Kağıt Türü1. Hamur
Thoreau'sCivil Disobedienceespouses the need to prioritize one's conscience over the dictates of laws. It criticizes American social institutions and policies, most prominently slavery and the Mexican-American War.
Thoreau begins his essay by arguing that government rarely proves itself useful and that it derives its power from the majority because they are the strongest group, not because they hold the most legitimate viewpoint. He contends that people's first obligation is to do what they believe is right and not to follow the law dictated by the majority. When a government is unjust, people should refuse to follow the law and distance themselves from the government in general.
A person is not obligated to devote his life to eliminating evils from the world, but heisobligated not to participate in such evils. This includes not being a member of an unjust institution (like the government).

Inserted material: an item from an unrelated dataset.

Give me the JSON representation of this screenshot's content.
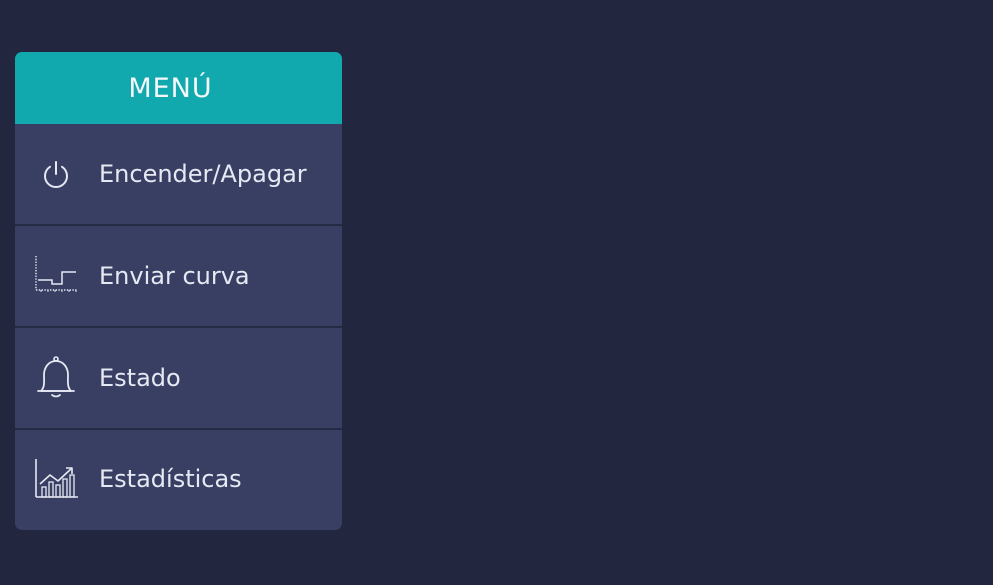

Thoreau further argues that the United States fits his criteria for an unjust government, given its support of slavery and its practice of aggressive war.